ENDANGERED SPECIES

Poll shows bipartisan support in West for federal grouse plans

A bipartisan poll shows voters in states with sage grouse habitat support sweeping federal plans to protect the bird across millions of acres of public land, even if doing so restricts some energy development.

The poll of 600 voters in all 11 Western states with sage grouse habitat -- California, Colorado, Idaho, Montana, North Dakota, Nevada, Oregon, South Dakota, Utah, Washington and Wyoming -- found that 61 percent of survey respondents expressed support for federal plans to protect the grouse and avoid the need to list the bird for protection under the Endangered Species Act.

The poll -- conducted by Republican polling firm Public Opinion Strategies and Democratic polling firm Benenson Strategy Group -- found 58 percent of Republicans said they support the federal plans, while 71 percent of Democrats and 62 percent of independent voters said they support the plans.

"Support for the BLM/Forest Service sage grouse plans is substantial across party lines," Benenson Strategy pollster Danny Franklin said. "The data is clear that voters in rural Western counties where sage grouse live believe it's important to protect sage grouse habitat."

The poll, which was commissioned by the Pew Charitable Trusts, focused on voters in counties with known sage grouse habitat.
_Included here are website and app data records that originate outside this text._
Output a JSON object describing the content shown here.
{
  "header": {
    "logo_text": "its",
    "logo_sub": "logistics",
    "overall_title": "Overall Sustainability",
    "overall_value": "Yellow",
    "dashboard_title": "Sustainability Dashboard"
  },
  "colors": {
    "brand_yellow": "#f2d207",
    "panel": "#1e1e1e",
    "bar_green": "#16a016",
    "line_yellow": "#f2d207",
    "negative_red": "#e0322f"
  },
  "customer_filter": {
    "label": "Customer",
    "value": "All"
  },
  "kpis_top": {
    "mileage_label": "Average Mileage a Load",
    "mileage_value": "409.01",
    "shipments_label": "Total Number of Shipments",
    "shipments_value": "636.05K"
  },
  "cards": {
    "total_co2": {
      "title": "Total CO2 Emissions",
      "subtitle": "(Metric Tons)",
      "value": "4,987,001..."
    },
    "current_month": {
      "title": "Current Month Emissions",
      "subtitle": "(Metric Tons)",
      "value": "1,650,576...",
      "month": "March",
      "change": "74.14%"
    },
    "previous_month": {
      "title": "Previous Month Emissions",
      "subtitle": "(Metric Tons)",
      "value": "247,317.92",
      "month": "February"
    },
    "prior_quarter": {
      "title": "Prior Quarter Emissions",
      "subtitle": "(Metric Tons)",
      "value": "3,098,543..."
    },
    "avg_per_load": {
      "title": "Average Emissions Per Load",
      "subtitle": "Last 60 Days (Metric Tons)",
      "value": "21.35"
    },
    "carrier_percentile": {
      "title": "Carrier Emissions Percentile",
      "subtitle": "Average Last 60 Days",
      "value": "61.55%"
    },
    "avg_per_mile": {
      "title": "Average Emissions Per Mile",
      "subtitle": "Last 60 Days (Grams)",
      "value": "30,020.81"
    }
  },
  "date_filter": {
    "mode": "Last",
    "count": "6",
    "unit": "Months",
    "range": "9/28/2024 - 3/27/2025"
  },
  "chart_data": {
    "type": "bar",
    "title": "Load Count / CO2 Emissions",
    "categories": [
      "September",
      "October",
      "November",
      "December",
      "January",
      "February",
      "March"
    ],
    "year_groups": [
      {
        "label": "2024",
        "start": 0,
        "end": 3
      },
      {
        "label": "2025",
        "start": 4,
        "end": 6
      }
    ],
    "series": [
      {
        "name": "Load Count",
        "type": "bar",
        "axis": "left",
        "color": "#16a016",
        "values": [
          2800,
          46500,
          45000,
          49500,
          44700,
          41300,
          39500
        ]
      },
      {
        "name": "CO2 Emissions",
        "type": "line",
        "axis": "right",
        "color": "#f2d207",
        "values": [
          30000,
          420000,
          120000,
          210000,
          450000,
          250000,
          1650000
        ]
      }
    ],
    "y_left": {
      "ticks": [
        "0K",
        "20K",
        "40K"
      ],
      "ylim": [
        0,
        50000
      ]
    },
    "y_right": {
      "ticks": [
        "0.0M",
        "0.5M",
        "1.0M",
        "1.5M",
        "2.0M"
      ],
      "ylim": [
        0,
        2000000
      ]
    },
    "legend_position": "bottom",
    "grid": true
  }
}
It has a margin of error of 3.94 percent.

Advertisement

The new poll comes less than two months after grouse plans were unveiled by Interior Secretary Sally Jewell, who said at the time they represent an "amazing milestone" of collaborative planning by taking "a balanced and a targeted approach" to protect the bird while still allowing other uses like energy development and recreation to occur in grouse habitat.

Since then, the proposed plans have come under fire from states and special interest groups. More than 200 protests have been filed challenging all or parts of the federal plans that propose to amend 98 BLM and Forest Service land-use plans to incorporate grouse protections designed to prevent an ESA listing. The Fish and Wildlife Service has until Sept. 30 to decide whether it will propose listing the bird for protection (Greenwire, July 2).

BLM says it's on track to finalize and implement the plans later this summer and before Fish and Wildlife's deadline to make a decision.

The oil and gas industry, ranching groups and at least six states, including Wyoming, which is home to the highest concentration of sage grouse, have filed administrative protests.

But when registered voters were asked during phone interviews conducted by the two polling firms between June 25-30, 3 out of 4 respondents answered that they "believe it is important to take action" to protect grouse habitat, according to a polling results memo.

When asked whether they support plans to protect sage grouse habitat "and 350 other species that depend upon this land," even though "there would be certain restrictions on development," 28 percent said they don't support the plans, according to the poll.

A majority of voters polled in each of the states indicated support for the federal plans, a poll summation states.

What's more, 60 percent of respondents answered that the proposed plans are either "fine as is" or could be changed "to include stronger protections" for the bird. A total of 25 percent responded that the plans should be changed "to allow for more energy development."

"The Bureau of Land Management has the backing it needs from residents of sage grouse counties to finalize plans that balance conservation and development across the interior West," said Ken Rait, Pew's public lands director. "Local residents favor strengthening rather than weakening these plans in order to most effectively protect important publicly owned natural areas and preserve the western way of life."

Click here to read an overview of the poll's key findings.

Email: sstreater@eenews.net

Like what you see?

We thought you might.

Start a free trial now.

Get access to our comprehensive, daily coverage of energy and environmental politics and policy.

Advertisement

Advertisement

Latest Selected Headlines

More headlinesMore headlines

More headlinesMore headlines

More headlinesMore headlines

More headlinesMore headlines